WHAT IS EXPECTED = Please show every line from the entries that carries the word "this".

[[ AVAILABLE DATA open ]]

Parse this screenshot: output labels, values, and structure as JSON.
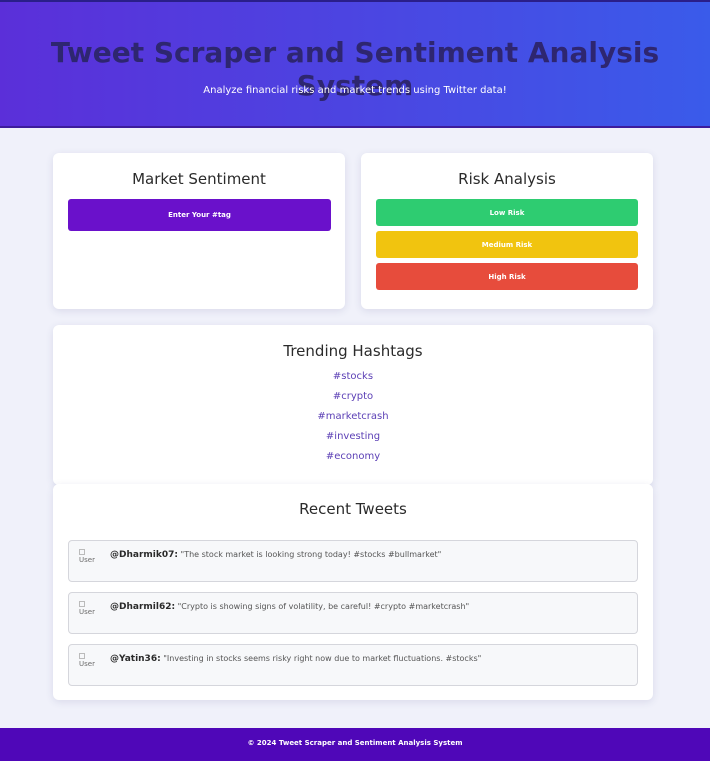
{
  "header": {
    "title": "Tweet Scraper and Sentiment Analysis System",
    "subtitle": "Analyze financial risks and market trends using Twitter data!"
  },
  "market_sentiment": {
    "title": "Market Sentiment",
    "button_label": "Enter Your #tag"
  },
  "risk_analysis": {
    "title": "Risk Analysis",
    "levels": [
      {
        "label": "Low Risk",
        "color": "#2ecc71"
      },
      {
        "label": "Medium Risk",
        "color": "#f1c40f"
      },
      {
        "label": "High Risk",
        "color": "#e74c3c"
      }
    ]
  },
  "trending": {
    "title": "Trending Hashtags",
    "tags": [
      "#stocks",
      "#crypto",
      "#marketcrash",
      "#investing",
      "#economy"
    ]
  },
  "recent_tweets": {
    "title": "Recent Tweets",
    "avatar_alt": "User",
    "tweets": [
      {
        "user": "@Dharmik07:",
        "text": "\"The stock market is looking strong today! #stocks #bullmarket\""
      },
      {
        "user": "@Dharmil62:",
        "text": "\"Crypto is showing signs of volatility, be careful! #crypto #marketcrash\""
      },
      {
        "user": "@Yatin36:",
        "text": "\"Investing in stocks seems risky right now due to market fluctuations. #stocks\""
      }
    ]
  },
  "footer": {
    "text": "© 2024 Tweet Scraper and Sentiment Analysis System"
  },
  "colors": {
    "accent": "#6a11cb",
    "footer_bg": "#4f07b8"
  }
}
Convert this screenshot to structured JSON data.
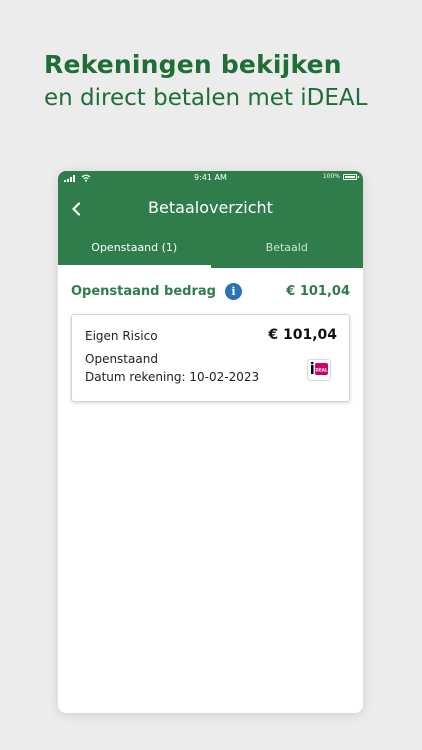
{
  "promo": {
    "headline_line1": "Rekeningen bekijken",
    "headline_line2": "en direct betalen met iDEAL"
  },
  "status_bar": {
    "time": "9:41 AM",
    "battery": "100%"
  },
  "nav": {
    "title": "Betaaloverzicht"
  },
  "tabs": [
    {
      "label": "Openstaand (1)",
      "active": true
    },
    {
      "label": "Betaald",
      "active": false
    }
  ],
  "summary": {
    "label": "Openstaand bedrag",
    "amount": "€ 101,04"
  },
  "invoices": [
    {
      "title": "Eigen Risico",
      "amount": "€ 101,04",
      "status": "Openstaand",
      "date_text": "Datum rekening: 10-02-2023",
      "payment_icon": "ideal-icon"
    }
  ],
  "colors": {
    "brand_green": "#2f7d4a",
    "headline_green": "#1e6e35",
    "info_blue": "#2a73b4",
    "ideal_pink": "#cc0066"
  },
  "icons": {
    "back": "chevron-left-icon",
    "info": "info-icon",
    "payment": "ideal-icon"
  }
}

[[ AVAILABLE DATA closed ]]
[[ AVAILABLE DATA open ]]

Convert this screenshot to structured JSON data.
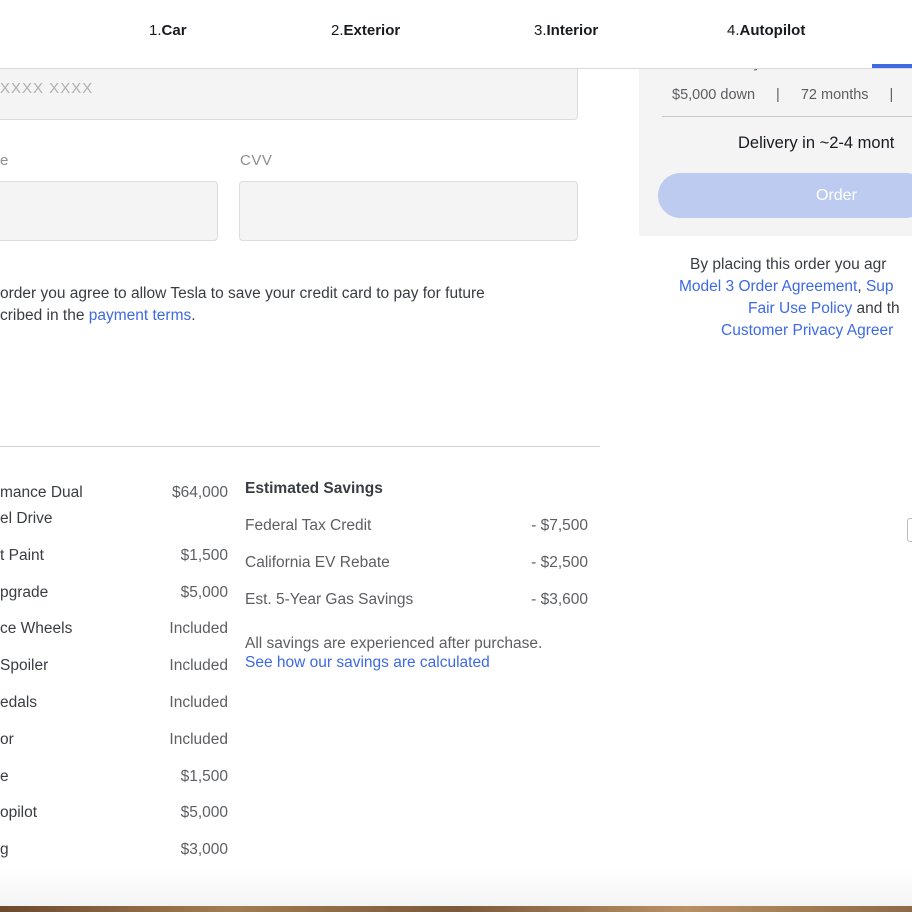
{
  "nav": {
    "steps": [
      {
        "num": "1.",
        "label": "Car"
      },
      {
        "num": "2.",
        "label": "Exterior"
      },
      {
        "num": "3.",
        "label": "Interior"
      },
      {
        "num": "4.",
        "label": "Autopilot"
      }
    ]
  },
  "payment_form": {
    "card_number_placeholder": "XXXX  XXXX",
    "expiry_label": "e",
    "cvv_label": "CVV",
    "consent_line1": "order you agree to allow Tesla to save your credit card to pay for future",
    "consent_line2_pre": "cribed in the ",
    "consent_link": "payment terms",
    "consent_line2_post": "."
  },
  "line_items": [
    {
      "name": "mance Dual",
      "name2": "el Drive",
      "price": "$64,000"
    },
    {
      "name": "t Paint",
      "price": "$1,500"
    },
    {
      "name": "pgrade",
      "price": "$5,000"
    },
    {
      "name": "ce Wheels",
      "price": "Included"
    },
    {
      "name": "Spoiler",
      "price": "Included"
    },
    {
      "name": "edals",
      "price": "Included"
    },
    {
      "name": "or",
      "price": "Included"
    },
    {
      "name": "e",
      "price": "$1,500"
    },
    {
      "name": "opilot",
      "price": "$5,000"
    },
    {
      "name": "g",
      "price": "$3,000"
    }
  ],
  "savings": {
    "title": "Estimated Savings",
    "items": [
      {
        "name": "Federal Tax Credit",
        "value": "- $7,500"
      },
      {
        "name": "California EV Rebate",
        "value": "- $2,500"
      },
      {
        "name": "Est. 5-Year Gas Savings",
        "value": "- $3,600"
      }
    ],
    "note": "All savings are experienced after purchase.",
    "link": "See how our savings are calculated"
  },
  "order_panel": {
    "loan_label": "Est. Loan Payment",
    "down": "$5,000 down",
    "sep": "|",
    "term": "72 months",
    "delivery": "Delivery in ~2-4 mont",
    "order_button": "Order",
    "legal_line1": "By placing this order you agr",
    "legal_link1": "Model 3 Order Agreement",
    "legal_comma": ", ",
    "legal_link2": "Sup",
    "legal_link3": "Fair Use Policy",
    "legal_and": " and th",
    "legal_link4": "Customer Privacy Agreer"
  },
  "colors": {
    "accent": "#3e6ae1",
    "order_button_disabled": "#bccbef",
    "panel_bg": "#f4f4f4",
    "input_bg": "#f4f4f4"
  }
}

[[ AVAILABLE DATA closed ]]

TASK ANSWER =
Parse this screenshot: output labels, values, and structure as JSON.
Convert this screenshot to structured JSON data.
Convert this screenshot to structured JSON data.
    "legal_line1": "By placing this order you agr",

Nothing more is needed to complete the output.